Posted on: July 4th, 2015
In my Time Nature Notebook today (4th July) I refer to the recent visit by the Director General of the International Union for the Conservation of Nature to the UK, Here is the full interview.
Setting land aside as a place for nature is a human activity deeply founded in the principles of stewardship and was practised by ancient Egyptians, Chinese emperors and European monarchs alike. As a part of how we manage land today, nature reserves, national parks and other designated sites hare part of how modern nations protect special places and the wildlife that lives in them.
Striking the balance between using and protecting natural resources and reserving some land as nature reserves began only in the late 19th century in the UK, some decades behind the new national parks of Africa and the Americas.
Today, almost 209,000 protected areas cover 15.4% of the planet’s land and inland water areas, and 3.4 % of the oceans. In context, only 11% of the Earth’s surface is cultivated for crops and, even by 2030, the area of built up urban areas will be about 1% of the land surface.
Inger Andersen is the new Director General of the International Union for the Conservation of Nature, the world’s watchdog for the conservation of species, measured on its red data list, and protected areas.
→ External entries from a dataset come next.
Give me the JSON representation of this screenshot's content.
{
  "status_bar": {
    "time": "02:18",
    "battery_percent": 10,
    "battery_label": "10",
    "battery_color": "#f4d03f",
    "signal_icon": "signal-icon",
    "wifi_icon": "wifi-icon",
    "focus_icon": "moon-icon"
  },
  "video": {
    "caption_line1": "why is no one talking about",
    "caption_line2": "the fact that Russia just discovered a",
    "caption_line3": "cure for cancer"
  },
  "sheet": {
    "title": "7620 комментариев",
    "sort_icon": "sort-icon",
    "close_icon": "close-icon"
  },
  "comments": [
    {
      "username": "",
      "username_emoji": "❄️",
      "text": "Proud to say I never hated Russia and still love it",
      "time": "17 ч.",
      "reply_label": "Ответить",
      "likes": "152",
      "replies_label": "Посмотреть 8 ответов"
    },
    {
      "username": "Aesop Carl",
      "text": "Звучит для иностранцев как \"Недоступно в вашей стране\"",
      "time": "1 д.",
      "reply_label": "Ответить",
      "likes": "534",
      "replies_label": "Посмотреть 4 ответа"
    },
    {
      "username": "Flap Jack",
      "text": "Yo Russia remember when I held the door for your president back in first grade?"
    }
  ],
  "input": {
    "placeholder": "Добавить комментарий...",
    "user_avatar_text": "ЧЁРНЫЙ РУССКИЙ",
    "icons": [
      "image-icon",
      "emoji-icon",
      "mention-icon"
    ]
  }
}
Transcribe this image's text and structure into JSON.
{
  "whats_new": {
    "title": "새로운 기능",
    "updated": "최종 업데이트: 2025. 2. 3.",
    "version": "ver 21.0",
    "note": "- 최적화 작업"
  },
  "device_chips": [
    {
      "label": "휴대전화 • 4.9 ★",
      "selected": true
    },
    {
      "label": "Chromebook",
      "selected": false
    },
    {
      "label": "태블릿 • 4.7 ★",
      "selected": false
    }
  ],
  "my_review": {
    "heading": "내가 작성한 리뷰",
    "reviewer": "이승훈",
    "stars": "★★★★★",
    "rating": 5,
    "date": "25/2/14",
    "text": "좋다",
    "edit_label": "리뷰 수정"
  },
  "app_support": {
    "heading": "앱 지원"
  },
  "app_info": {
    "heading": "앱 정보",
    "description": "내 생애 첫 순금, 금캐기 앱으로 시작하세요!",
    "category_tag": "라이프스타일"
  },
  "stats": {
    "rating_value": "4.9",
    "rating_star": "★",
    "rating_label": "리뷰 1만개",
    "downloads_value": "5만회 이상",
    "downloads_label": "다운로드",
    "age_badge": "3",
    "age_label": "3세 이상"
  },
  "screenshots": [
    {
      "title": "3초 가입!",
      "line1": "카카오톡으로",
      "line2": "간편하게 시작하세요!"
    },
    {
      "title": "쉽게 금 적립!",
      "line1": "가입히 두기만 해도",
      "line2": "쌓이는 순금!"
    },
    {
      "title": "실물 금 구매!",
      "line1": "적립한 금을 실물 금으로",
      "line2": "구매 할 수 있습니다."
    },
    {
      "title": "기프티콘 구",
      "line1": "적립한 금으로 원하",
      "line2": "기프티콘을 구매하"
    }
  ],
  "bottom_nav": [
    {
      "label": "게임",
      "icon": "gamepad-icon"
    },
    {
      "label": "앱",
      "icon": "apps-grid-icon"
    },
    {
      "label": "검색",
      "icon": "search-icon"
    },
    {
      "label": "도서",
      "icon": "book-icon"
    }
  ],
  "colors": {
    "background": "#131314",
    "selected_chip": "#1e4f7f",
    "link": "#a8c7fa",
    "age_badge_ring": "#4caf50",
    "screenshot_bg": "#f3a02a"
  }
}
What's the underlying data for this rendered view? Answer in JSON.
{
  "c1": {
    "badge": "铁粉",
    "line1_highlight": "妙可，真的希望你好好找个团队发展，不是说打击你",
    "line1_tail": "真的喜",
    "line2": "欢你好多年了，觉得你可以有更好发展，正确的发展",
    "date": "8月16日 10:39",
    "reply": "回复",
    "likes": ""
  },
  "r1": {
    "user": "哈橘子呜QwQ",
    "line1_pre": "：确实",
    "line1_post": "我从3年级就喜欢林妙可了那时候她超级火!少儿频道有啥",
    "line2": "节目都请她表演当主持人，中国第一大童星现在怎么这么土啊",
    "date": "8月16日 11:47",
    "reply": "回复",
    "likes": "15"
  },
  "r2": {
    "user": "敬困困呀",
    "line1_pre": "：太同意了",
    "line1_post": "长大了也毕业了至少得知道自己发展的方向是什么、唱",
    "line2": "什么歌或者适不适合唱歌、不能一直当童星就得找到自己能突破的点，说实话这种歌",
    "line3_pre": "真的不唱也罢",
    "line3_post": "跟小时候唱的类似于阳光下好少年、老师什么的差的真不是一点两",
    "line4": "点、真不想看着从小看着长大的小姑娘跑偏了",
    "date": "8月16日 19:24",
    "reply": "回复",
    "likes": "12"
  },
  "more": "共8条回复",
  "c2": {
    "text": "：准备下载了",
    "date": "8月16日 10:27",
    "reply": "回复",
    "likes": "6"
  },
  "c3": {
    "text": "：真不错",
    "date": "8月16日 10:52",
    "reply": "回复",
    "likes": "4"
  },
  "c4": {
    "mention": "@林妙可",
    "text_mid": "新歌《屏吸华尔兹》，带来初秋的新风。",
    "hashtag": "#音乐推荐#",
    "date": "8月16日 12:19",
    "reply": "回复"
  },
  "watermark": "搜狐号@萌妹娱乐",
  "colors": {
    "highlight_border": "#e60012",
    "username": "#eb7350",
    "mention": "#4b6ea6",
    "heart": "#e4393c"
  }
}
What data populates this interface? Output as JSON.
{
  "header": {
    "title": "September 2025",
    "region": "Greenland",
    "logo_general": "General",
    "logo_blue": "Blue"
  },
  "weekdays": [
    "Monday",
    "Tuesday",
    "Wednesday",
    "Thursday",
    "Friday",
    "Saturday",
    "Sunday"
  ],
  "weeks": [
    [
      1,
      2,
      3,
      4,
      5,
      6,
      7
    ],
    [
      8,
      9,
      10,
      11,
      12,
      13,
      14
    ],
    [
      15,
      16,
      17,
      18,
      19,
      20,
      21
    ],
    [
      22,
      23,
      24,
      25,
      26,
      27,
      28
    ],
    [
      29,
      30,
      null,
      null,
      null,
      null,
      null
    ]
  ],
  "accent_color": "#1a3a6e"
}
This month, she called in to the UK, to meet conservation agencies and some of her staff in Cambridge.
Andersen has taken up the leadership of the World Conservation Union as it limbers up to the Paris Conference of the Parties on Climate Change and the World Conservation Conference in the US next September. Raised in Denmark, Inger Andersen has progressed quickly as a quiet-spoken diplomat with a reputation for effectiveness, working previously for the United Nations and World Bank before arriving last month to lead IUCN’s 1000 staff and 16 000 expert members of the IUCN’s main commissions and corralling its 1200 member organisations.
I asked Andersen what made the UK stand out globally. ‘ We feel we have a uniqueness in the relation with the UK, we feel we belong here, because of your commitment to action, because of the roots of our organisation and because 1 in 6 people care deeply about the environment and so want to get involved’.
Andersen paid tribute to the conservation visionaries such as Sir Peter Scott (who also founded the World Wildlife Fund) and Max Nicholson who were key players in IUCN’s founding 67 years ago. 11 of the 31 founding partners in IUCN were British conservation organisations.
Recent IUCN research confirms Andersen’s enthusiasm for the UK voluntary organisations, with several thousand sites covering a quarter of a million acres run by the voluntary conservation bodies, not previously recorded in its global database.
The new Director General clearly likes the UK model of a strong voluntary and private sector contribution to conservation, describing the membership of UK voluntary organisations as ‘incredible’. ‘It’s clear that for all of the protected areas across Africa, Asia and the Americas to be actually protected areas that if we put the full management costs on the public purse that would be unrealistic, so the voluntary sector, communities and business must all play a part’.
Nature reserves such as Elmley (that I write about in today's Times) and the reserves run by the RSPB, National Trust and Woodland Trust are secure places when state-funded conservation is likely to be at the end of Chancellor George Osborne’s sharp pencil.
On the new UK Government’s commitment to conservation, from a career diplomat you would expect a careful answer. Privately, Andersen’s team were disappointed at the seniority of their meeting with Defra. Biodiversity Minister Rory Stewart was, apparently too busy to meet Andersen.
Nevertheless, Andersen talked up Defra’s commitment to international conservation, recognising the UK’s generous support to global conservation funds and the constructive voice that the UK uses in international negotiations ‘You have an important voice in Europe, on the global stage and in the international community and that voice is one that impacts on decisions’.
Andersen’s message for the new Government is one of partnership and respect for the national differences that make up IUCN’s membership. ‘The challenges are real, but there are some huge opportunities because we are at a defining period in the history of conservation and of this planet when what we do and don’t do matters’.